Find every line in the data that contains the word "this". Return each of those lines.

::::

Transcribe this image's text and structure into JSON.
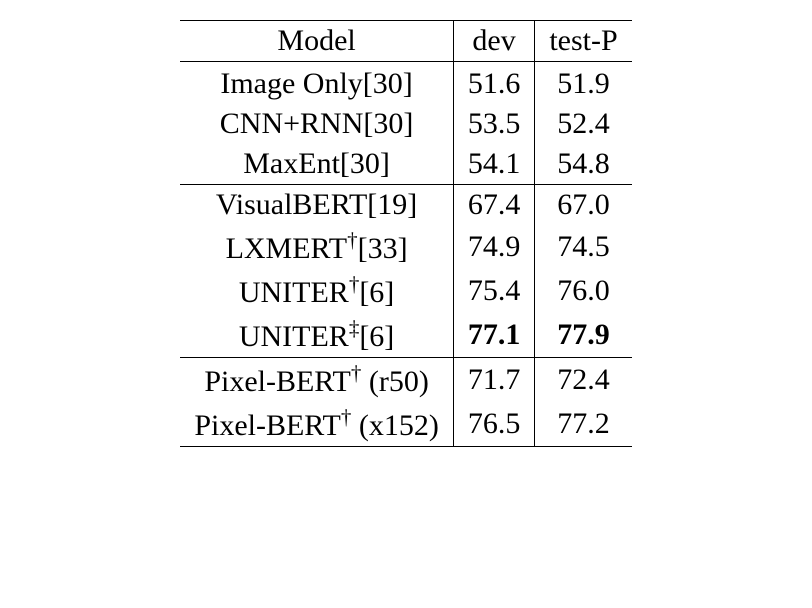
{
  "chart_data": {
    "type": "table",
    "columns": [
      "Model",
      "dev",
      "test-P"
    ],
    "sections": [
      {
        "rows": [
          {
            "model": "Image Only[30]",
            "dev": "51.6",
            "test": "51.9"
          },
          {
            "model": "CNN+RNN[30]",
            "dev": "53.5",
            "test": "52.4"
          },
          {
            "model": "MaxEnt[30]",
            "dev": "54.1",
            "test": "54.8"
          }
        ]
      },
      {
        "rows": [
          {
            "model": "VisualBERT[19]",
            "dev": "67.4",
            "test": "67.0"
          },
          {
            "model_html": "LXMERT<sup>†</sup>[33]",
            "dev": "74.9",
            "test": "74.5"
          },
          {
            "model_html": "UNITER<sup>†</sup>[6]",
            "dev": "75.4",
            "test": "76.0"
          },
          {
            "model_html": "UNITER<sup>‡</sup>[6]",
            "dev": "77.1",
            "test": "77.9",
            "bold": true
          }
        ]
      },
      {
        "rows": [
          {
            "model_html": "Pixel-BERT<sup>†</sup> (r50)",
            "dev": "71.7",
            "test": "72.4"
          },
          {
            "model_html": "Pixel-BERT<sup>†</sup> (x152)",
            "dev": "76.5",
            "test": "77.2"
          }
        ]
      }
    ]
  }
}
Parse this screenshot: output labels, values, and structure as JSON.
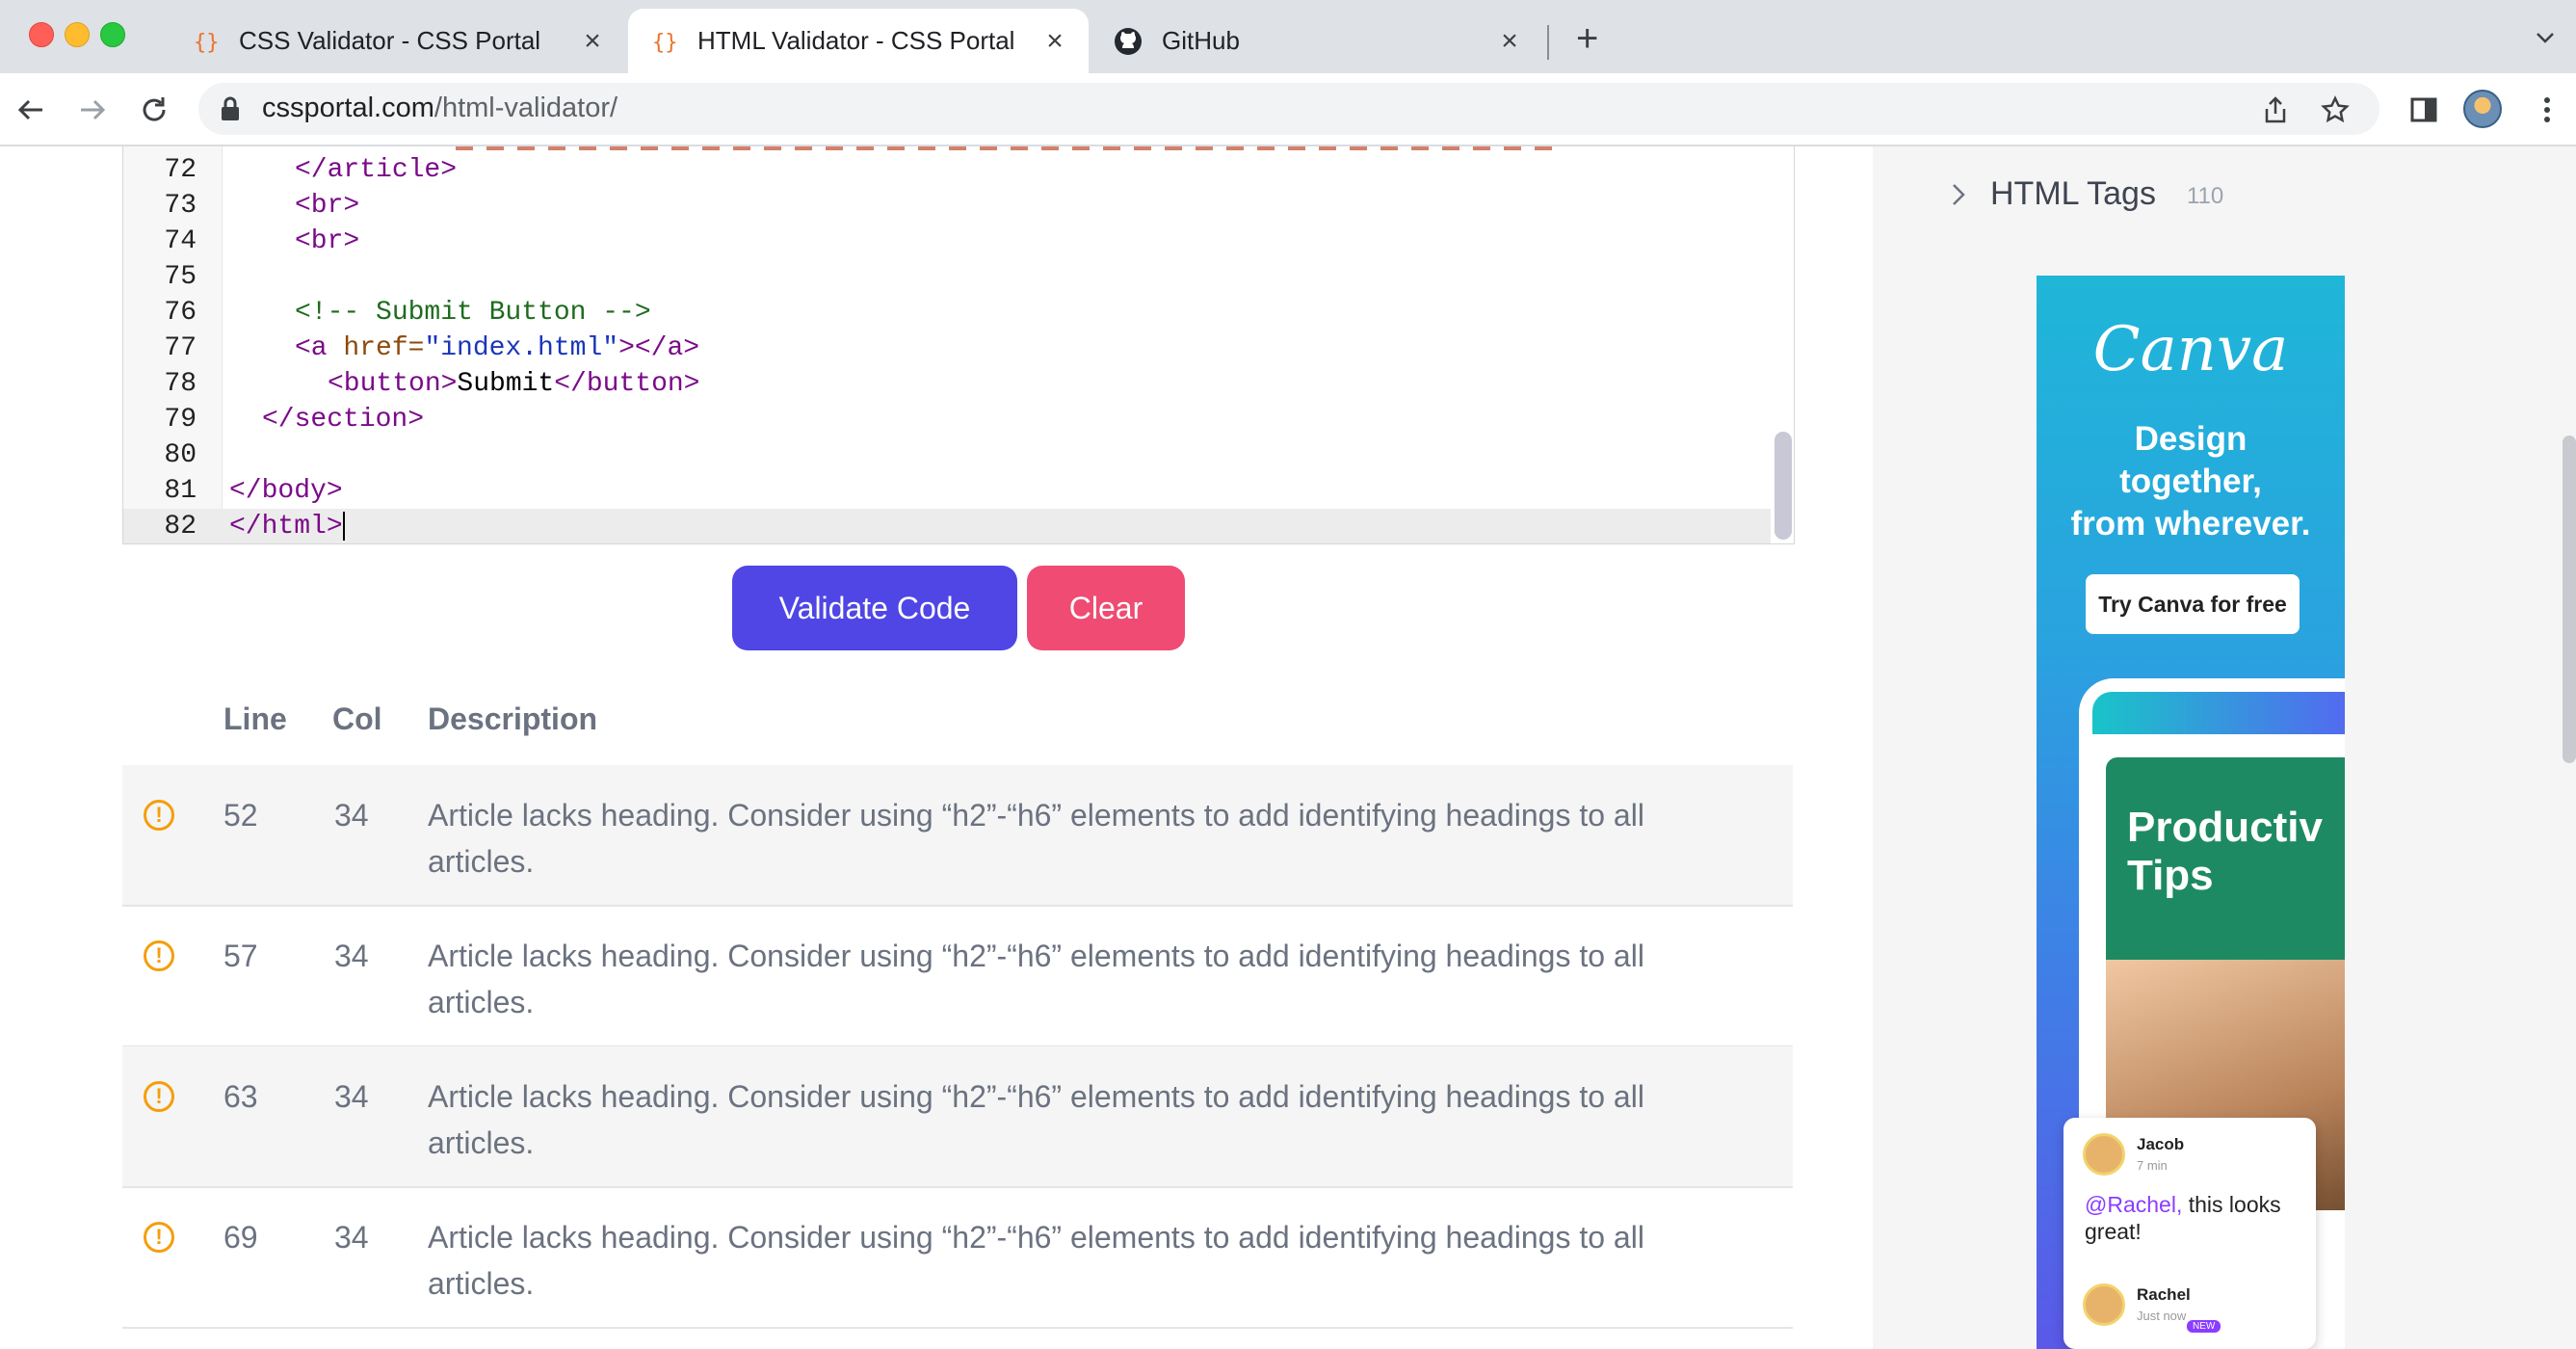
{
  "browser": {
    "tabs": [
      {
        "title": "CSS Validator - CSS Portal",
        "favicon": "css-portal-icon",
        "active": false
      },
      {
        "title": "HTML Validator - CSS Portal",
        "favicon": "css-portal-icon",
        "active": true
      },
      {
        "title": "GitHub",
        "favicon": "github-icon",
        "active": false
      }
    ],
    "url_host": "cssportal.com",
    "url_path": "/html-validator/"
  },
  "editor": {
    "lines": [
      {
        "num": "72",
        "text": "</article>"
      },
      {
        "num": "73",
        "text": "<br>"
      },
      {
        "num": "74",
        "text": "<br>"
      },
      {
        "num": "75",
        "text": ""
      },
      {
        "num": "76",
        "text": "<!-- Submit Button -->"
      },
      {
        "num": "77",
        "text": "<a href=\"index.html\"></a>"
      },
      {
        "num": "78",
        "text": "<button>Submit</button>"
      },
      {
        "num": "79",
        "text": "</section>"
      },
      {
        "num": "80",
        "text": ""
      },
      {
        "num": "81",
        "text": "</body>"
      },
      {
        "num": "82",
        "text": "</html>"
      }
    ]
  },
  "buttons": {
    "validate_label": "Validate Code",
    "clear_label": "Clear"
  },
  "results": {
    "headers": {
      "line": "Line",
      "col": "Col",
      "description": "Description"
    },
    "rows": [
      {
        "line": "52",
        "col": "34",
        "description": "Article lacks heading. Consider using “h2”-“h6” elements to add identifying headings to all articles."
      },
      {
        "line": "57",
        "col": "34",
        "description": "Article lacks heading. Consider using “h2”-“h6” elements to add identifying headings to all articles."
      },
      {
        "line": "63",
        "col": "34",
        "description": "Article lacks heading. Consider using “h2”-“h6” elements to add identifying headings to all articles."
      },
      {
        "line": "69",
        "col": "34",
        "description": "Article lacks heading. Consider using “h2”-“h6” elements to add identifying headings to all articles."
      }
    ]
  },
  "sidebar": {
    "section_label": "HTML Tags",
    "section_count": "110"
  },
  "ad": {
    "logo": "Canva",
    "tagline_1": "Design",
    "tagline_2": "together,",
    "tagline_3": "from wherever.",
    "cta": "Try Canva for free",
    "card_title_1": "Productiv",
    "card_title_2": "Tips",
    "comment_author": "Jacob",
    "comment_time": "7 min",
    "comment_mention": "@Rachel,",
    "comment_text": " this looks great!",
    "reply_author": "Rachel",
    "reply_time": "Just now",
    "reply_badge": "NEW"
  },
  "colors": {
    "validate_button": "#4f46e5",
    "clear_button": "#ef4b73",
    "warning_icon": "#f59e0b"
  }
}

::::

*Result*.
Transcribe this image's text and structure into JSON.
Parse this screenshot: output labels, values, and structure as JSON.
    "comment_text": " this looks great!",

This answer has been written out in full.